── Input data ──

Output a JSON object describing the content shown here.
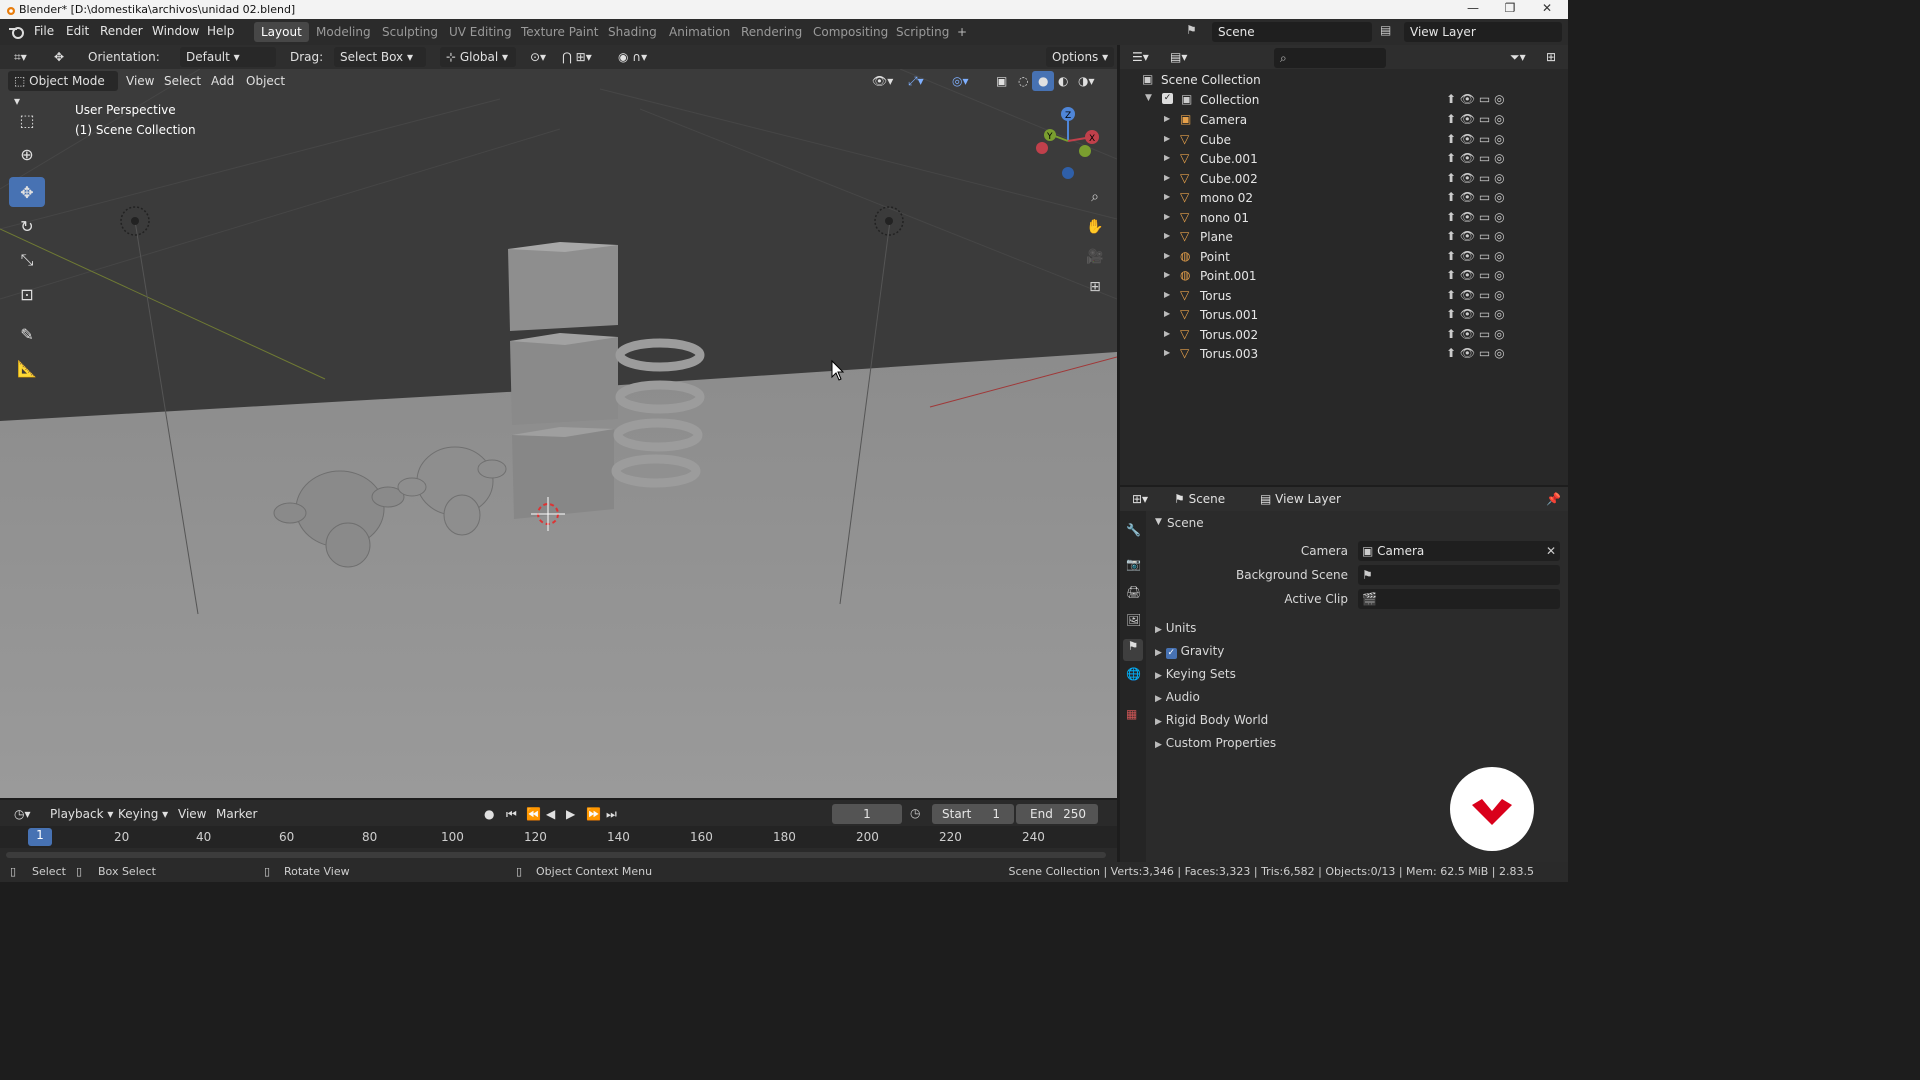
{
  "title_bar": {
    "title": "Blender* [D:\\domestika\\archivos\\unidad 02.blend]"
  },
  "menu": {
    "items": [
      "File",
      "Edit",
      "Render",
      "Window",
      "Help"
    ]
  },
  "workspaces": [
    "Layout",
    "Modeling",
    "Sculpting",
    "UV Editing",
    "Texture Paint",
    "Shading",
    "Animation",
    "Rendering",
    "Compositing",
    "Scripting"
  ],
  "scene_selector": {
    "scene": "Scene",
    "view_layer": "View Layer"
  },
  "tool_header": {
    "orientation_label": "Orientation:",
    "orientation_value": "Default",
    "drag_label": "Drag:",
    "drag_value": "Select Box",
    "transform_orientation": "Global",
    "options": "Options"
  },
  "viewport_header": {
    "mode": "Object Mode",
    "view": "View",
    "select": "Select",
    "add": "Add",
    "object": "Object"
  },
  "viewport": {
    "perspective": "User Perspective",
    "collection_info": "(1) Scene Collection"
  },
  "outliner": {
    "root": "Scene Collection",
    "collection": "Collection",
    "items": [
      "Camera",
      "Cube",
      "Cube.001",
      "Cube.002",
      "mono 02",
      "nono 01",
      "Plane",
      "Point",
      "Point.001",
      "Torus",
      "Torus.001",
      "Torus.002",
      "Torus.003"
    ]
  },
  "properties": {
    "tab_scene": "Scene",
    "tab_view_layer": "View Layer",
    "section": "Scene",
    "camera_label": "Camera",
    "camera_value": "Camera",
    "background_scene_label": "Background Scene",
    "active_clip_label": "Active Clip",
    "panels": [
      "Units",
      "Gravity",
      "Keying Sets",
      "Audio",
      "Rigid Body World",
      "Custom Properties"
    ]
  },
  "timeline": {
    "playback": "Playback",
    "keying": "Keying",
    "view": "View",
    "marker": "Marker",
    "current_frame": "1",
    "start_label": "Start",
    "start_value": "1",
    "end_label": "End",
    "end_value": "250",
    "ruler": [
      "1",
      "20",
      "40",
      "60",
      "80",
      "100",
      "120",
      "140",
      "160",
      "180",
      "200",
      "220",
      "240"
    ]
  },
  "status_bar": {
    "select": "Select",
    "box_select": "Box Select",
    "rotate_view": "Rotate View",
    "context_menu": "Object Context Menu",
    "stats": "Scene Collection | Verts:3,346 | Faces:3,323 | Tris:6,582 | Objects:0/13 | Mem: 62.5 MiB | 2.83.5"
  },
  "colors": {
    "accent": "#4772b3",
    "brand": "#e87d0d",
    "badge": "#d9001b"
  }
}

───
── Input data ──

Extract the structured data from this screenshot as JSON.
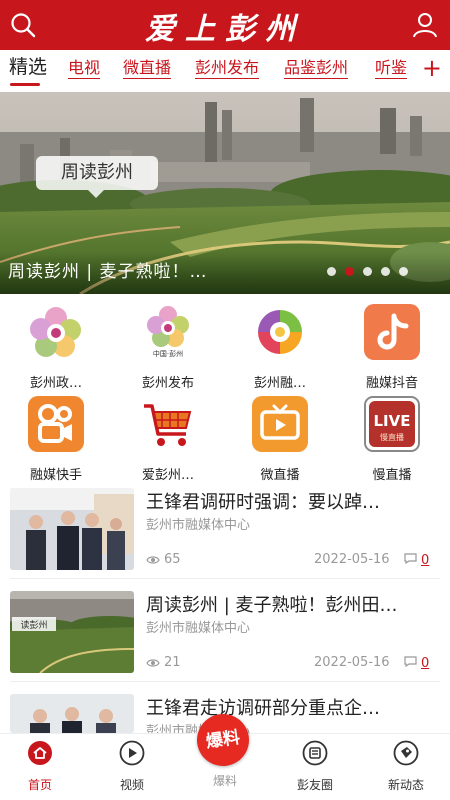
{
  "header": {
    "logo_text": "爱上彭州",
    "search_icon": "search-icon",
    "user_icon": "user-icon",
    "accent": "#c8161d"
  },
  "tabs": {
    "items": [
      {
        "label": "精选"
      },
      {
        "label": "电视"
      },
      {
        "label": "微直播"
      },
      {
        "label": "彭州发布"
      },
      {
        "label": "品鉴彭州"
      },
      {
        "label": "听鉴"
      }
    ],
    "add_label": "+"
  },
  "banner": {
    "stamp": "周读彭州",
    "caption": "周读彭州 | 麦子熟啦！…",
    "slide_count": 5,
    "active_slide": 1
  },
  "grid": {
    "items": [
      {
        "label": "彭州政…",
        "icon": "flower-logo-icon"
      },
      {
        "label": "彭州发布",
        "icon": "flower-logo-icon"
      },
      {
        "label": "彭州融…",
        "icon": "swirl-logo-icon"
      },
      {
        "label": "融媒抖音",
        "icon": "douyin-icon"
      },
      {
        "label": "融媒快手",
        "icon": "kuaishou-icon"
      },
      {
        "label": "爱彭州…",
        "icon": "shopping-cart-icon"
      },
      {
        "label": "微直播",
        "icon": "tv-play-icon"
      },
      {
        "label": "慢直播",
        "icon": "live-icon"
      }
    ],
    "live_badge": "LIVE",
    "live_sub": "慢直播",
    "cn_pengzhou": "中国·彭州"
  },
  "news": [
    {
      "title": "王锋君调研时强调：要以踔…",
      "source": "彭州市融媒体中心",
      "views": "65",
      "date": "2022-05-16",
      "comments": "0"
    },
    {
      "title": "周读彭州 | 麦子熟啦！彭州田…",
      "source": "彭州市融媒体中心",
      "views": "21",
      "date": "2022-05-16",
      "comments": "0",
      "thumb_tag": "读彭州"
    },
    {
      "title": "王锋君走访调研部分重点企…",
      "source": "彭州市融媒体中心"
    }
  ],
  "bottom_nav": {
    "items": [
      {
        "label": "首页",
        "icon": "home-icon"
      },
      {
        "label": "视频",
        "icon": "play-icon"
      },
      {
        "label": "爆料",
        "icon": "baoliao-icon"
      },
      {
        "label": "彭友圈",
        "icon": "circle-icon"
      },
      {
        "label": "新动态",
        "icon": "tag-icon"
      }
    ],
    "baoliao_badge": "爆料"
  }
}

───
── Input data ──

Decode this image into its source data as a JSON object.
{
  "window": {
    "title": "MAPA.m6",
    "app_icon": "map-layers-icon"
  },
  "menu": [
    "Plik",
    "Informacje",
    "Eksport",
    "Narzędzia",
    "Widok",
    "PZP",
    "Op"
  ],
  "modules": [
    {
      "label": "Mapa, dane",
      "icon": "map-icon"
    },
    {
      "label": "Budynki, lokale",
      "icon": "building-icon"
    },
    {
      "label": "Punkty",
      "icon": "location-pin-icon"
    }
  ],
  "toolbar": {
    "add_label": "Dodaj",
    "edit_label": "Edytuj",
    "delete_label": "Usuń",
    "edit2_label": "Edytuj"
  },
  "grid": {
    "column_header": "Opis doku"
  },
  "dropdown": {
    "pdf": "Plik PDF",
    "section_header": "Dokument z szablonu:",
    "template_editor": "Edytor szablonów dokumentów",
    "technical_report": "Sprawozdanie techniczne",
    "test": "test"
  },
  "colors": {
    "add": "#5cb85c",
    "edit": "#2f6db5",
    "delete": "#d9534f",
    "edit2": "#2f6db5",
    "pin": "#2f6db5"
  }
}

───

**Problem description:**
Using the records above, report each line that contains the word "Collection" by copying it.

**Task response:**
    "collection_info": "(1) Scene Collection"
    "root": "Scene Collection",
    "collection": "Collection",
    "stats": "Scene Collection | Verts:3,346 | Faces:3,323 | Tris:6,582 | Objects:0/13 | Mem: 62.5 MiB | 2.83.5"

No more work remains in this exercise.